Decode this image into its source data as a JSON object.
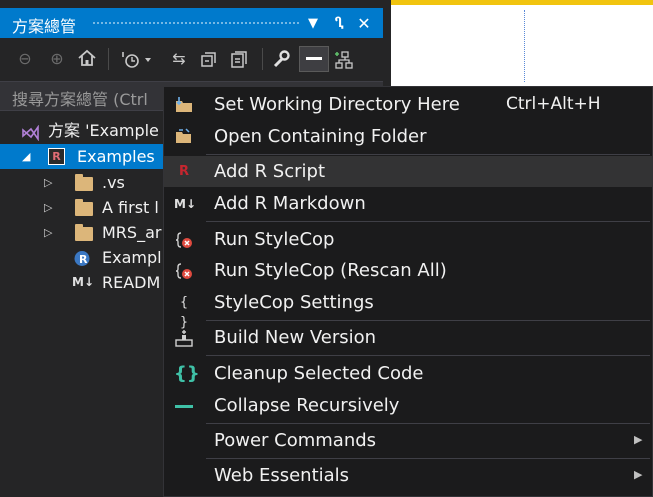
{
  "panel": {
    "title": "方案總管",
    "pin_glyph": "Ⴂ",
    "search_placeholder": "搜尋方案總管 (Ctrl",
    "toolbar_icons": [
      "back-icon",
      "forward-icon",
      "home-icon",
      "history-icon",
      "sync-icon",
      "collapse-all-icon",
      "properties-icon",
      "wrench-icon",
      "preview-icon",
      "solution-icon"
    ]
  },
  "tree": {
    "solution_label": "方案 'Example",
    "project_label": "Examples",
    "project_badge": "R",
    "items": [
      {
        "label": ".vs",
        "icon": "folder-icon"
      },
      {
        "label": "A first l",
        "icon": "folder-icon"
      },
      {
        "label": "MRS_ar",
        "icon": "folder-icon"
      },
      {
        "label": "Exampl",
        "icon": "r-project-icon"
      },
      {
        "label": "READM",
        "icon": "markdown-icon"
      }
    ]
  },
  "menu": {
    "items": [
      {
        "label": "Set Working Directory Here",
        "shortcut": "Ctrl+Alt+H",
        "icon": "folder-arrow-icon"
      },
      {
        "label": "Open Containing Folder",
        "shortcut": "",
        "icon": "open-folder-icon"
      },
      {
        "label": "Add R Script",
        "shortcut": "",
        "icon": "r-script-icon",
        "badge": "R"
      },
      {
        "label": "Add R Markdown",
        "shortcut": "",
        "icon": "r-markdown-icon",
        "badge": "M↓"
      },
      {
        "label": "Run StyleCop",
        "shortcut": "",
        "icon": "stylecop-icon"
      },
      {
        "label": "Run StyleCop (Rescan All)",
        "shortcut": "",
        "icon": "stylecop-rescan-icon"
      },
      {
        "label": "StyleCop Settings",
        "shortcut": "",
        "icon": "braces-icon",
        "badge": "{ }"
      },
      {
        "label": "Build New Version",
        "shortcut": "",
        "icon": "build-icon"
      },
      {
        "label": "Cleanup Selected Code",
        "shortcut": "",
        "icon": "cleanup-braces-icon",
        "badge": "{}"
      },
      {
        "label": "Collapse Recursively",
        "shortcut": "",
        "icon": "collapse-icon"
      },
      {
        "label": "Power Commands",
        "shortcut": "",
        "icon": "",
        "submenu": "▶"
      },
      {
        "label": "Web Essentials",
        "shortcut": "",
        "icon": "",
        "submenu": "▶"
      }
    ]
  },
  "colors": {
    "accent": "#007acc",
    "menu_bg": "#1b1b1c",
    "highlight": "#333334",
    "r_red": "#c5262f",
    "cleanup_green": "#3fc1a7"
  }
}
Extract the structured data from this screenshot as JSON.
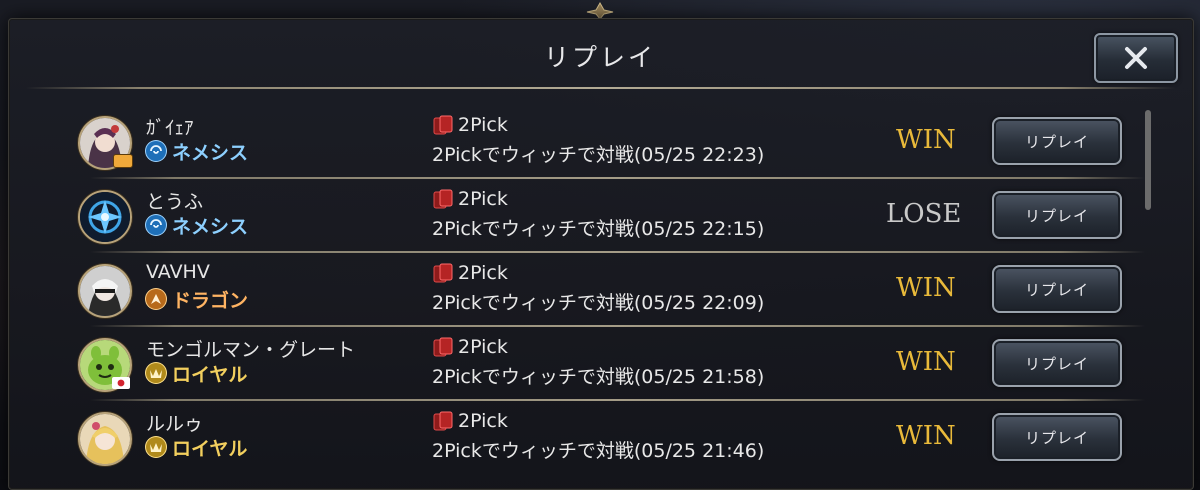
{
  "dialog": {
    "title": "リプレイ",
    "close_label": "✕"
  },
  "colors": {
    "win": "#e8b93a",
    "lose": "#c9c9c9",
    "nemesis": "#8dd0ff",
    "dragon": "#ffb463",
    "royal": "#f2cf5e"
  },
  "replays": [
    {
      "player": "ｶﾞｲｪｱ",
      "class": "ネメシス",
      "class_key": "nemesis",
      "mode": "2Pick",
      "description": "2Pickでウィッチで対戦(05/25 22:23)",
      "result": "WIN",
      "button": "リプレイ"
    },
    {
      "player": "とうふ",
      "class": "ネメシス",
      "class_key": "nemesis",
      "mode": "2Pick",
      "description": "2Pickでウィッチで対戦(05/25 22:15)",
      "result": "LOSE",
      "button": "リプレイ"
    },
    {
      "player": "VAVHV",
      "class": "ドラゴン",
      "class_key": "dragon",
      "mode": "2Pick",
      "description": "2Pickでウィッチで対戦(05/25 22:09)",
      "result": "WIN",
      "button": "リプレイ"
    },
    {
      "player": "モンゴルマン・グレート",
      "class": "ロイヤル",
      "class_key": "royal",
      "mode": "2Pick",
      "description": "2Pickでウィッチで対戦(05/25 21:58)",
      "result": "WIN",
      "button": "リプレイ"
    },
    {
      "player": "ルルゥ",
      "class": "ロイヤル",
      "class_key": "royal",
      "mode": "2Pick",
      "description": "2Pickでウィッチで対戦(05/25 21:46)",
      "result": "WIN",
      "button": "リプレイ"
    }
  ]
}
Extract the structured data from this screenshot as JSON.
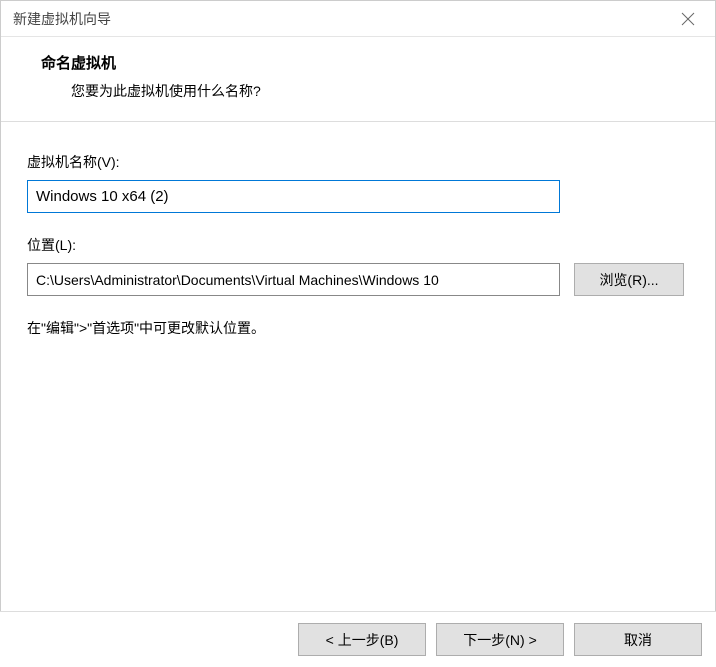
{
  "titlebar": {
    "title": "新建虚拟机向导"
  },
  "header": {
    "heading": "命名虚拟机",
    "subheading": "您要为此虚拟机使用什么名称?"
  },
  "fields": {
    "name_label": "虚拟机名称(V):",
    "name_value": "Windows 10 x64 (2)",
    "location_label": "位置(L):",
    "location_value": "C:\\Users\\Administrator\\Documents\\Virtual Machines\\Windows 10",
    "browse_label": "浏览(R)..."
  },
  "hint": "在\"编辑\">\"首选项\"中可更改默认位置。",
  "footer": {
    "back_label": "< 上一步(B)",
    "next_label": "下一步(N) >",
    "cancel_label": "取消"
  }
}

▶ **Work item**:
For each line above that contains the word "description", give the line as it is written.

▶ **Output**:
      "description": "2Pickでウィッチで対戦(05/25 22:23)",
      "description": "2Pickでウィッチで対戦(05/25 22:15)",
      "description": "2Pickでウィッチで対戦(05/25 22:09)",
      "description": "2Pickでウィッチで対戦(05/25 21:58)",
      "description": "2Pickでウィッチで対戦(05/25 21:46)",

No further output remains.